#### [About this exercise]
Find every line below that contains the word "value" and copy it out.

[Start of section]

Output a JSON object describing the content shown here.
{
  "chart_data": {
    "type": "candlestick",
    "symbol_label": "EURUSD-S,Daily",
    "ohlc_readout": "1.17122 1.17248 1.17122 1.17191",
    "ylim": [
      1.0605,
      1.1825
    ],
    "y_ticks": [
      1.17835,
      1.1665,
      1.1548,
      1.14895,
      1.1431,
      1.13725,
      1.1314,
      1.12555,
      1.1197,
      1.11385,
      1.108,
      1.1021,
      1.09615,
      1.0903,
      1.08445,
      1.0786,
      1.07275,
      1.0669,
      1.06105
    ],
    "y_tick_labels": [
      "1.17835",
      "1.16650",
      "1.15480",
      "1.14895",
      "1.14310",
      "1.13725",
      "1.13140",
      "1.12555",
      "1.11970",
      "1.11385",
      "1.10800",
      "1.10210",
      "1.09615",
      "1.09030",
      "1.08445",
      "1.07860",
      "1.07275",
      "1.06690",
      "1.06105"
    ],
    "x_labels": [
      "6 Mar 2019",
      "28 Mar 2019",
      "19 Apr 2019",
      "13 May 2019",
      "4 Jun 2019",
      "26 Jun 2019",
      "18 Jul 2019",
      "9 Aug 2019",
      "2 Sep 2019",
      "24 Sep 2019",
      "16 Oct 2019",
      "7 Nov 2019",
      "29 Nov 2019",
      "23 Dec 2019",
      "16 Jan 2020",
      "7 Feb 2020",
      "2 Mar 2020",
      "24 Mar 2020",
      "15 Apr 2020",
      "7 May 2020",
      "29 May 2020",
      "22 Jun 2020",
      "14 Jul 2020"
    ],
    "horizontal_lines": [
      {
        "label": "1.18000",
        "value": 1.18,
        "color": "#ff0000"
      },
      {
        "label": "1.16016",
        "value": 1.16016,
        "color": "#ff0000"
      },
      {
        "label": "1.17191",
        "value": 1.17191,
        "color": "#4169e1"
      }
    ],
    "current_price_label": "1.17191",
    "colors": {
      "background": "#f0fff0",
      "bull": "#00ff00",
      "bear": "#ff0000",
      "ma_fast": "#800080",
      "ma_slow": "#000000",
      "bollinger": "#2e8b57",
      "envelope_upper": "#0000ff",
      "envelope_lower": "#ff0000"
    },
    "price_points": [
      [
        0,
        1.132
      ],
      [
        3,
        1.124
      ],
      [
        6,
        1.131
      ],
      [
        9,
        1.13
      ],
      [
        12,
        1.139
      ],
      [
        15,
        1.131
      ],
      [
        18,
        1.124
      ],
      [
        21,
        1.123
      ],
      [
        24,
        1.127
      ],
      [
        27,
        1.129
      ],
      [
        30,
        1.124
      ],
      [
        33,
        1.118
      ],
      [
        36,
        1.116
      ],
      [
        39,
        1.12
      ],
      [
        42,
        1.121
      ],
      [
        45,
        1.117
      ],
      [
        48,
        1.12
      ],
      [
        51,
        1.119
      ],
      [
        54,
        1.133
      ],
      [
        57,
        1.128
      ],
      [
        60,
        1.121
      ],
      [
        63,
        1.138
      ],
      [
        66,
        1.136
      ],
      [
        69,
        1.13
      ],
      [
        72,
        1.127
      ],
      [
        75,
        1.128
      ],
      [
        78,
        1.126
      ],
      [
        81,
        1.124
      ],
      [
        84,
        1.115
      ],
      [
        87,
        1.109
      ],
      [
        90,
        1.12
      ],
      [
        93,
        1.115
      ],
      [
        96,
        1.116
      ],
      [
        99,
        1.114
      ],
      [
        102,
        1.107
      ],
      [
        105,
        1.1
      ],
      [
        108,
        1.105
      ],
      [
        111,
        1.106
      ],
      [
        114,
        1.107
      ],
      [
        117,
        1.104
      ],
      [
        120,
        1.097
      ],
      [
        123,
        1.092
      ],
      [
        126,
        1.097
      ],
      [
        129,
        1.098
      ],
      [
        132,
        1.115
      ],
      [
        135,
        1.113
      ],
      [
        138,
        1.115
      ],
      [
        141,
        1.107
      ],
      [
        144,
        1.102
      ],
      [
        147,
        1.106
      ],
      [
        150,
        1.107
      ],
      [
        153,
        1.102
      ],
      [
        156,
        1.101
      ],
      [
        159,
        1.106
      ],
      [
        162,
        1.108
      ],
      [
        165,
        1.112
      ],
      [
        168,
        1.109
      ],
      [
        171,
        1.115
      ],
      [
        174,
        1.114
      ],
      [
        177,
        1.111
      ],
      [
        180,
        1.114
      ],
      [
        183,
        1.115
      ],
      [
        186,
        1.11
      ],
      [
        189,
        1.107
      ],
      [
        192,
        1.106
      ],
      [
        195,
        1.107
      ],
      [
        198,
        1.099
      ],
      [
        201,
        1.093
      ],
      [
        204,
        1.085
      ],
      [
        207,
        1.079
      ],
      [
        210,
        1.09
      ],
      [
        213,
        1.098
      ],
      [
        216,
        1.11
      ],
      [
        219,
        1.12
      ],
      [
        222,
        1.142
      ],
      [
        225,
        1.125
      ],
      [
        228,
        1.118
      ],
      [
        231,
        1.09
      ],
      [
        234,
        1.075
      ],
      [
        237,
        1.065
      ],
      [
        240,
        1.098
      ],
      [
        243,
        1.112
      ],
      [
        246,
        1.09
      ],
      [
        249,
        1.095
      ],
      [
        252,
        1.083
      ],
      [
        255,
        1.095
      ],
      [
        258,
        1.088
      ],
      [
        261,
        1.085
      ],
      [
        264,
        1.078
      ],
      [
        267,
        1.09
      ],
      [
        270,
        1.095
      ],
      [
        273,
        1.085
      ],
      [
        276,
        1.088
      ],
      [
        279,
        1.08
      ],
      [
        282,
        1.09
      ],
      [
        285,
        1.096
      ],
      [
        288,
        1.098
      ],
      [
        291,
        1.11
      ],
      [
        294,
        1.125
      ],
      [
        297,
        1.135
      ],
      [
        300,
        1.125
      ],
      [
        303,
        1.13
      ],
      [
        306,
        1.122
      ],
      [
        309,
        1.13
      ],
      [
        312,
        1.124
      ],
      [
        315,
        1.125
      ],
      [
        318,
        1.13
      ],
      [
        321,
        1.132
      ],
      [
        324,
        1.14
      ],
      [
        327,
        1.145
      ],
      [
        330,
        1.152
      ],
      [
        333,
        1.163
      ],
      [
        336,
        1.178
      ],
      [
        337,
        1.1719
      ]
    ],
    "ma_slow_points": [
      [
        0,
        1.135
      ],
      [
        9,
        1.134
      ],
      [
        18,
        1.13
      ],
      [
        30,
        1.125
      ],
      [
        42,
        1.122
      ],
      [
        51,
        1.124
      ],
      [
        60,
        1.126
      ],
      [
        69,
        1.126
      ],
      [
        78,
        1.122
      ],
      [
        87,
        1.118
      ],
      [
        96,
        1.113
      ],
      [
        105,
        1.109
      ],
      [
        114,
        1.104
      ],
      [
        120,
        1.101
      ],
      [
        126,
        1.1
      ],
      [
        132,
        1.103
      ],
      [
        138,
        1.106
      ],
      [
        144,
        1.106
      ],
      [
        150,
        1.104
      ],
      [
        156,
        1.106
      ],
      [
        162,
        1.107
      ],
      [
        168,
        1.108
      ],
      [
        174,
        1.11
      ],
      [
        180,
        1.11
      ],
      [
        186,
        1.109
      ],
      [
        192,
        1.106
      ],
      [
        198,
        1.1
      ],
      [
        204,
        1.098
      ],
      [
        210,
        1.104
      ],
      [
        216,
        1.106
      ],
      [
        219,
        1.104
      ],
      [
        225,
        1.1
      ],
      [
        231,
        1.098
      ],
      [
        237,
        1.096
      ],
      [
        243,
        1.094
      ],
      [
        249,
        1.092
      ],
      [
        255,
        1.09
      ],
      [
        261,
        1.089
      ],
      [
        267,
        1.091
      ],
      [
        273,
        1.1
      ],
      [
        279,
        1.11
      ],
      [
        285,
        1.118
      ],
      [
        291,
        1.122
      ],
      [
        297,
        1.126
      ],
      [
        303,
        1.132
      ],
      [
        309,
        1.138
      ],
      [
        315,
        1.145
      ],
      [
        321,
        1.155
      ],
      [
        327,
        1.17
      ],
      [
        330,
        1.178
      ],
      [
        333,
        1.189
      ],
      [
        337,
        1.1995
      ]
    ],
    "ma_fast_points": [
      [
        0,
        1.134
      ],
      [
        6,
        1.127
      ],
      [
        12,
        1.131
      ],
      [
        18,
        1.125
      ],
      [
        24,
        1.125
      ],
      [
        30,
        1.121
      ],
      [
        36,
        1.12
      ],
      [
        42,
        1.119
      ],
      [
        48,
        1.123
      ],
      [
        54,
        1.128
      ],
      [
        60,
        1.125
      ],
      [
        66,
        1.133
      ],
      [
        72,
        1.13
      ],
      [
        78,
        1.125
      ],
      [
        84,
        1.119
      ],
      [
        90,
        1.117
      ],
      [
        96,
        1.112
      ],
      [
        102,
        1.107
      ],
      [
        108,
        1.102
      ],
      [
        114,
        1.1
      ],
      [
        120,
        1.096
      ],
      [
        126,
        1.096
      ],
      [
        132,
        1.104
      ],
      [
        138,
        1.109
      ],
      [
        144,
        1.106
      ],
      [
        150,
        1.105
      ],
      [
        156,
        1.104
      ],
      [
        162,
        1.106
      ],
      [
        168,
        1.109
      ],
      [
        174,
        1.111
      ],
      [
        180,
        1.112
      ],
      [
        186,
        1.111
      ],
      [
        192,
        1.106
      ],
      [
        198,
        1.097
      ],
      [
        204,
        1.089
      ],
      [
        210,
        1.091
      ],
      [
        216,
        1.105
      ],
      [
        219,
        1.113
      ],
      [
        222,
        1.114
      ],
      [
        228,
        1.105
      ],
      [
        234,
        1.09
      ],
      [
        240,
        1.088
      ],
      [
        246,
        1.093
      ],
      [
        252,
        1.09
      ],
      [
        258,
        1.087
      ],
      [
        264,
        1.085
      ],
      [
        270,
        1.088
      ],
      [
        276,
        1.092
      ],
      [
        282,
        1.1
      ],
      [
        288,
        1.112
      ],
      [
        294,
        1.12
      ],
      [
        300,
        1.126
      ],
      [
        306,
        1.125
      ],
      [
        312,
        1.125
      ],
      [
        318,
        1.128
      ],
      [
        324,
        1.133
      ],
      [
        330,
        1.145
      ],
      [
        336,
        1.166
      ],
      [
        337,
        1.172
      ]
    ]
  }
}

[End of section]

#### [Solution to this task]
        "value": 1.18,
        "value": 1.16016,
        "value": 1.17191,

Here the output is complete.